"But the main point is that it (the rebalancing) is happening more slowly than most of the producers who signed up to output cuts perhaps expected when they signed the agreement," he told CNBC Thursday.

"But it is happening, slowly and gradually. The surplus of oil stocks over a five-year average in the OECD (Organization for Economic Co-operation and Development countries) is gradually coming down so the trend is moving in the right direction from the producers' point of view."

He noted that 2018 could perhaps be "a little more challenging for them than they might have thought but the tendency in 2018 will be for a balanced market."

The deal is currently due to last until March 2018 although it is widely expected that OPEC and Russia will extend the deal with OPEC potentially announcing such a move when it meets at the end of November.

The IEA agreed, saying that "the next few weeks ahead of the producers' meeting in Vienna on November 30 will be crucial in shaping their decision on output.
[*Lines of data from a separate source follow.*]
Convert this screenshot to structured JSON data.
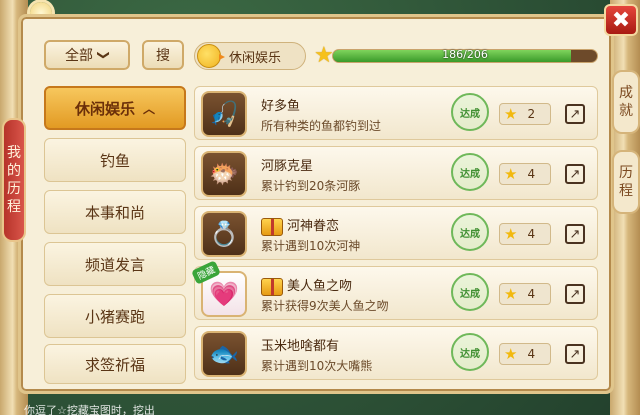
{
  "filters": {
    "all_label": "全部",
    "all_caret": "❯",
    "search_label": "搜"
  },
  "category_chip": {
    "label": "休闲娱乐"
  },
  "progress": {
    "text": "186/206",
    "current": 186,
    "total": 206
  },
  "side_tabs": {
    "left": [
      "我",
      "的",
      "历",
      "程"
    ],
    "right_top": [
      "成",
      "就"
    ],
    "right_bottom": [
      "历",
      "程"
    ]
  },
  "close_label": "✖",
  "menu": {
    "items": [
      {
        "label": "休闲娱乐",
        "active": true,
        "caret": "︿"
      },
      {
        "label": "钓鱼"
      },
      {
        "label": "本事和尚"
      },
      {
        "label": "频道发言"
      },
      {
        "label": "小猪赛跑"
      },
      {
        "label": "求签祈福"
      }
    ]
  },
  "achievements": [
    {
      "name": "好多鱼",
      "desc": "所有种类的鱼都钓到过",
      "seal": "达成",
      "reward": "2",
      "icon": "fishing-rod-icon",
      "glyph": "🎣"
    },
    {
      "name": "河豚克星",
      "desc": "累计钓到20条河豚",
      "seal": "达成",
      "reward": "4",
      "icon": "pufferfish-icon",
      "glyph": "🐡"
    },
    {
      "name": "河神眷恋",
      "desc": "累计遇到10次河神",
      "seal": "达成",
      "reward": "4",
      "icon": "jade-bracelet-icon",
      "glyph": "💍",
      "gift": true
    },
    {
      "name": "美人鱼之吻",
      "desc": "累计获得9次美人鱼之吻",
      "seal": "达成",
      "reward": "4",
      "icon": "pink-heart-icon",
      "glyph": "💗",
      "gift": true,
      "tag": "隐藏"
    },
    {
      "name": "玉米地啥都有",
      "desc": "累计遇到10次大嘴熊",
      "seal": "达成",
      "reward": "4",
      "icon": "golden-fish-icon",
      "glyph": "🐟"
    }
  ],
  "ticker": "你逗了☆挖藏宝图时，挖出"
}
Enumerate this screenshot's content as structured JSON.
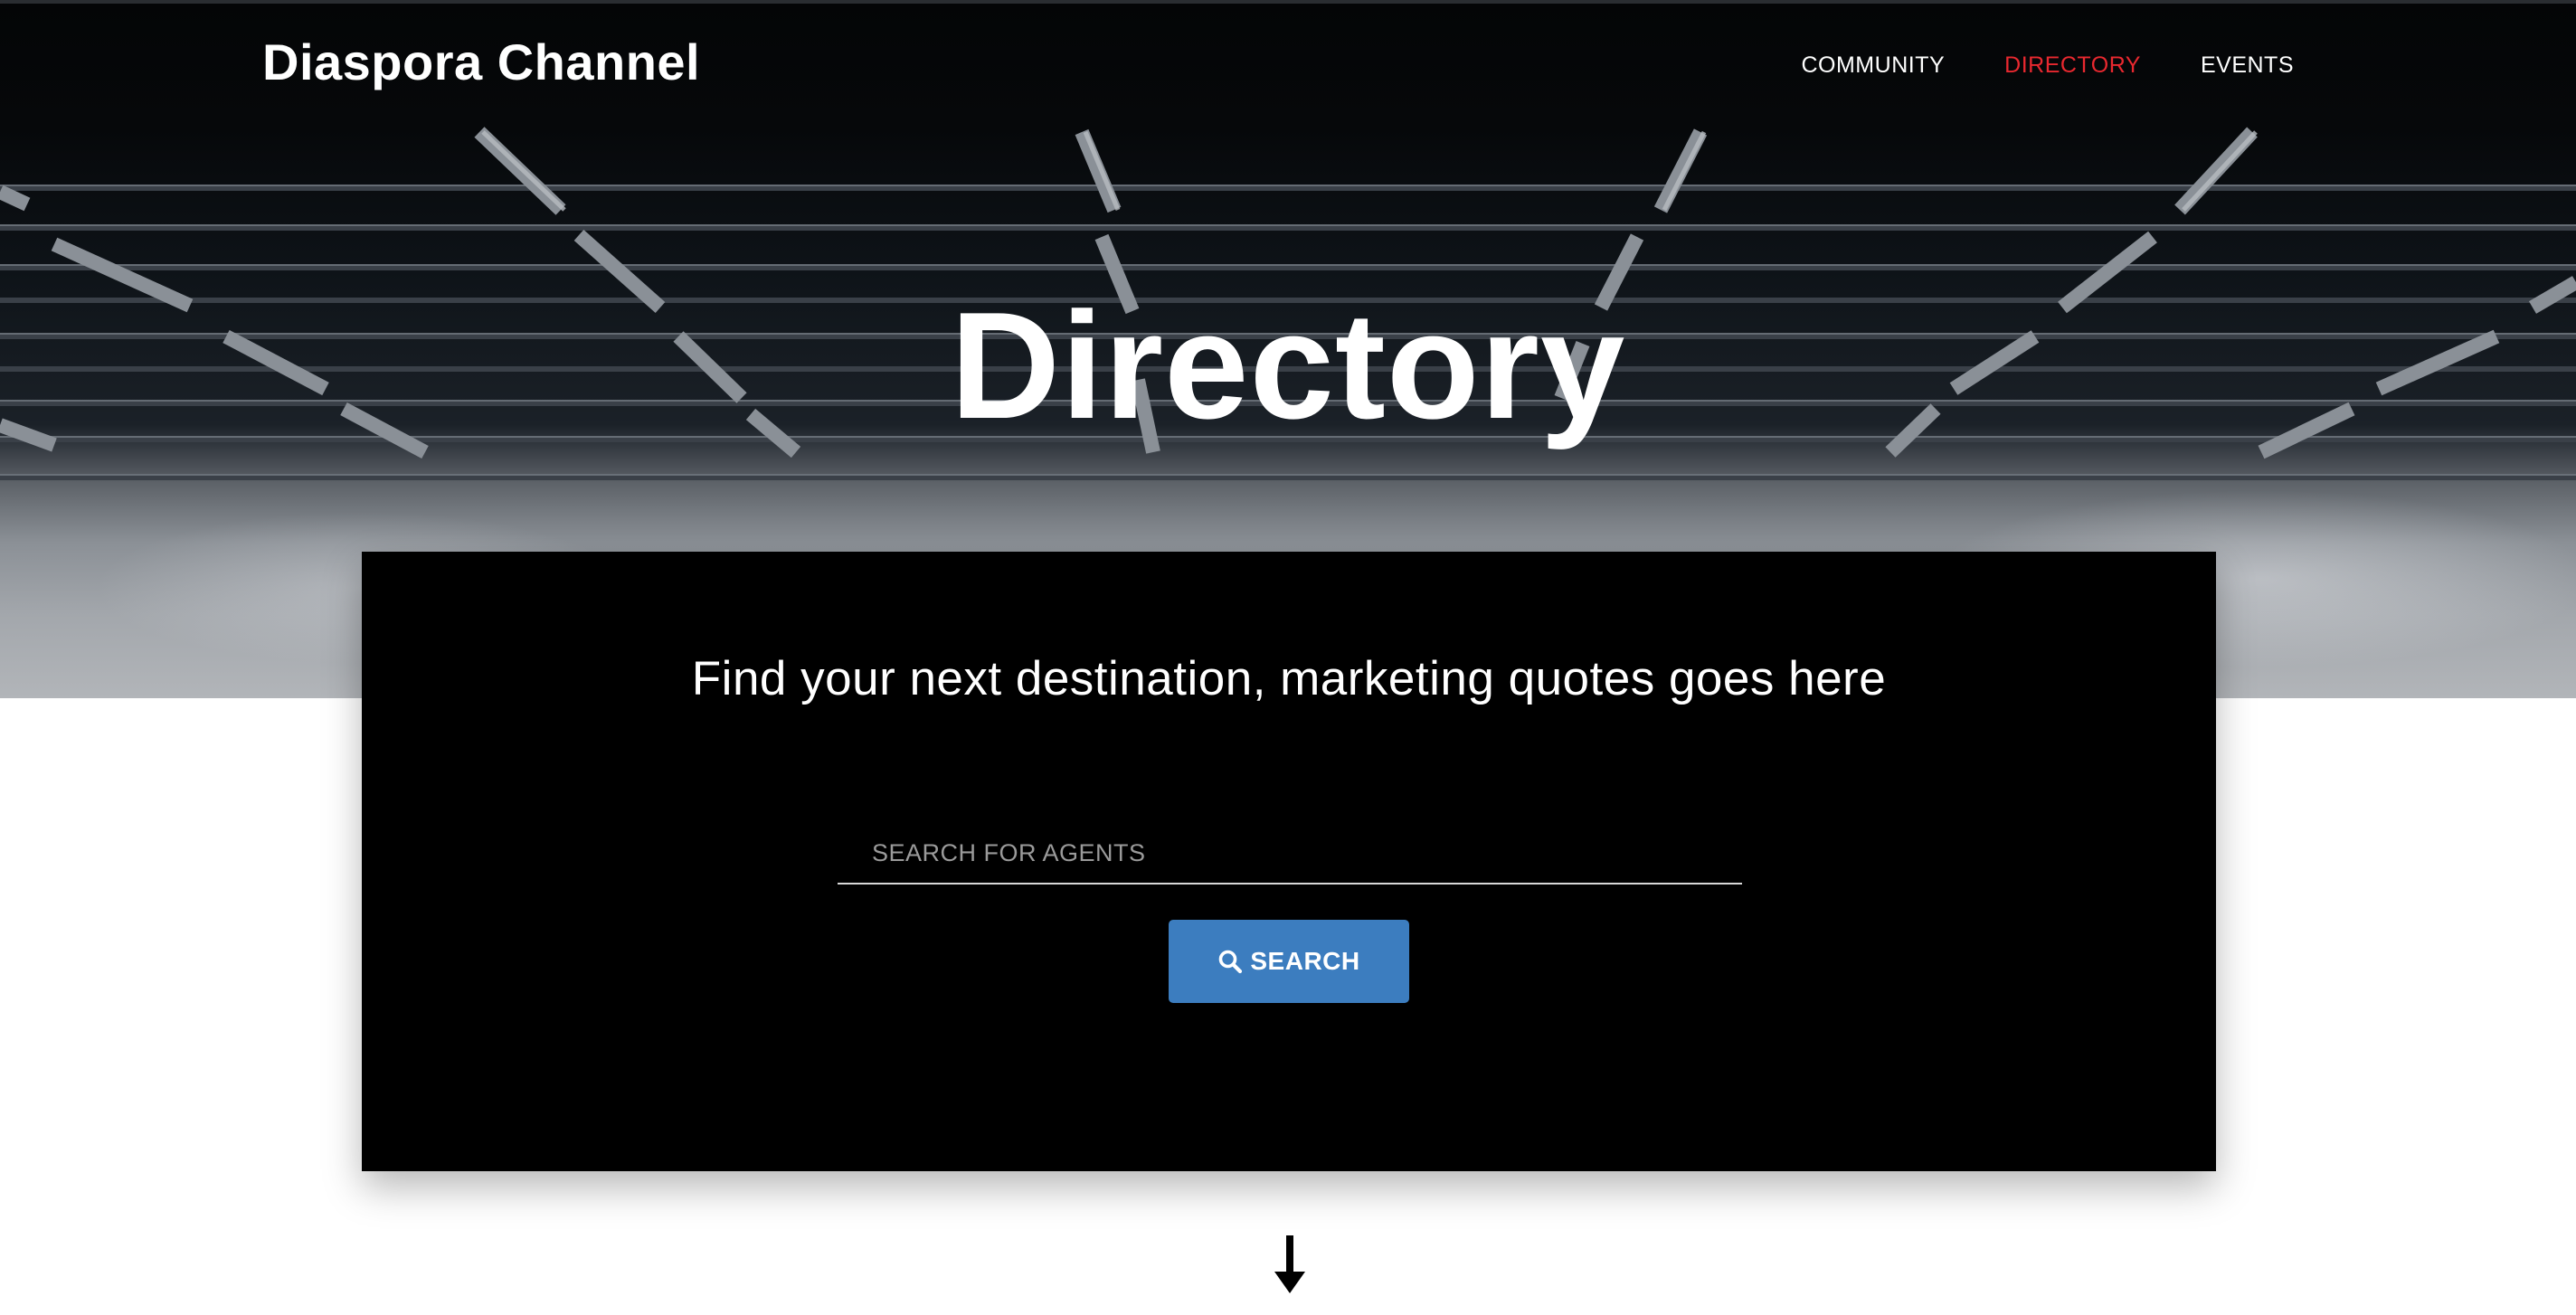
{
  "header": {
    "brand": "Diaspora Channel",
    "nav": [
      {
        "label": "COMMUNITY",
        "active": false
      },
      {
        "label": "DIRECTORY",
        "active": true
      },
      {
        "label": "EVENTS",
        "active": false
      }
    ]
  },
  "hero": {
    "title": "Directory"
  },
  "search_card": {
    "tagline": "Find your next destination, marketing quotes goes here",
    "search_placeholder": "SEARCH FOR AGENTS",
    "search_value": "",
    "search_button_label": "SEARCH",
    "search_button_icon": "search-icon"
  },
  "scroll_indicator": {
    "icon": "arrow-down-icon"
  },
  "colors": {
    "accent_active_nav": "#e8282f",
    "button": "#3c7dbf",
    "card_background": "#000000",
    "page_background": "#ffffff"
  }
}
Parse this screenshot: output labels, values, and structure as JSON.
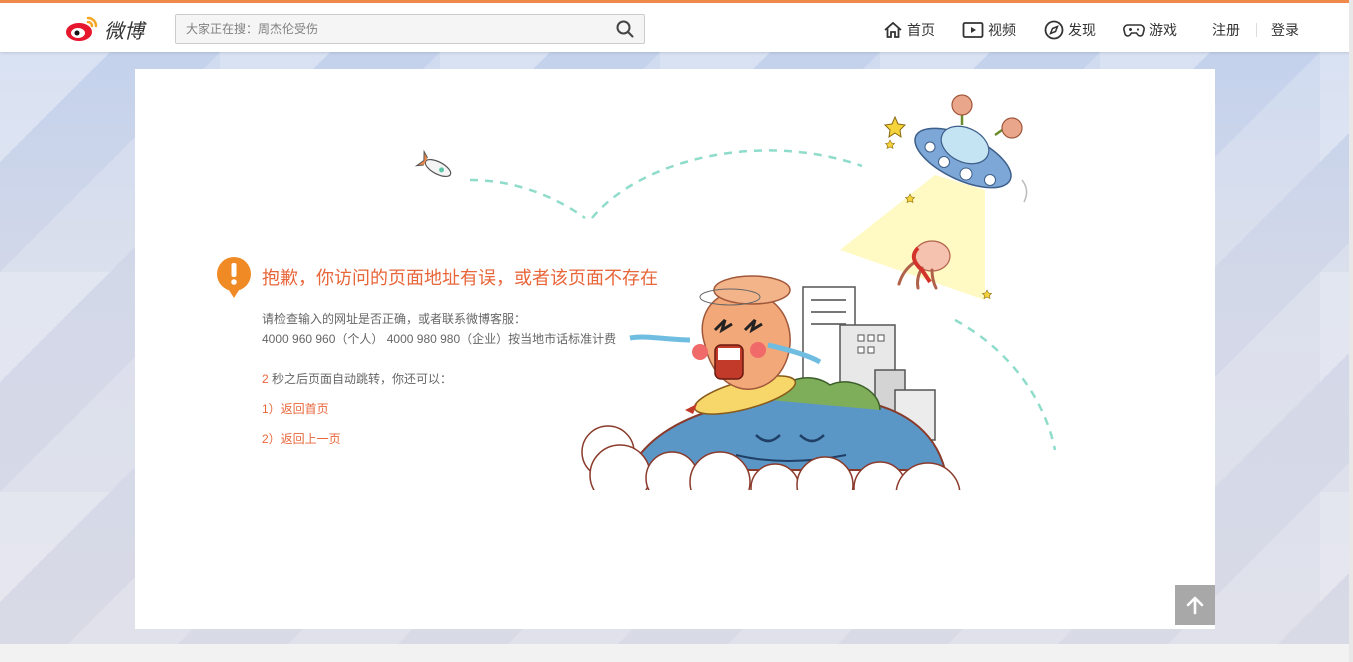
{
  "brand": {
    "name": "微博"
  },
  "search": {
    "placeholder": "大家正在搜：周杰伦受伤"
  },
  "nav": {
    "home": "首页",
    "video": "视频",
    "discover": "发现",
    "games": "游戏",
    "register": "注册",
    "login": "登录"
  },
  "error": {
    "title": "抱歉，你访问的页面地址有误，或者该页面不存在",
    "hint": "请检查输入的网址是否正确，或者联系微博客服：",
    "phones": "4000 960 960（个人） 4000 980 980（企业）按当地市话标准计费",
    "countdown": "2",
    "redirect_text": " 秒之后页面自动跳转，你还可以：",
    "link_home": "1）返回首页",
    "link_back": "2）返回上一页"
  },
  "colors": {
    "accent": "#e8663a",
    "topline": "#f08a4b",
    "warning": "#f08a24"
  },
  "icons": [
    "weibo-logo-icon",
    "search-icon",
    "home-icon",
    "video-icon",
    "discover-icon",
    "game-icon",
    "warning-icon",
    "back-to-top-icon"
  ]
}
A lot has been achieved towards stabilizing the market, but to build on this success in 2018 will require continued discipline."

Global oil demand growth

IEA: Oil demand growth remains very robust
IEA: Oil demand growth remains very robust

Though prices have recovered from lows around the mid $20s seen in early 2016 they are still a long-way off previous levels; benchmark Brent crude is currently trading at $56.62 a barrel while West Texas Intermediate is fetching $50.97 a barrel.

The IEA noted that compliance with supply cuts within OPEC was 86 percent, year-to-date. It noted that in September, OPEC crude output had seen slightly higher flows from Libya and Iraq offset by lower supply from Venezuela. Overall, OPEC output in September was 32.65 mb/d, down from 400,000 barrels a day a year ago.

The IEA said it was keeping its forecasts from last month unchanged. Its estimate is for global demand growth of 1.6 million barrels a day (mb/d) in 2017 and 1.4 mb/d in 2018.

Following what it called "very strong year-on-year growth" in the second quarter of 2017, the IEA noted that the pace of growth had slowed into the third quarter, "reflecting relatively weak July and August data and the impact of hurricanes in September."

Meanwhile, the IEA said that global oil supply rose 90,000 barrels a day in September to 97.5 mb/d "as non-OPEC output edged higher" with U.S. shale oil producers in that group. For 2017, non-OPEC supplies of oil are expected to grow by 0.7 mb/d, followed by a 1.5 mb/d increase in 2018.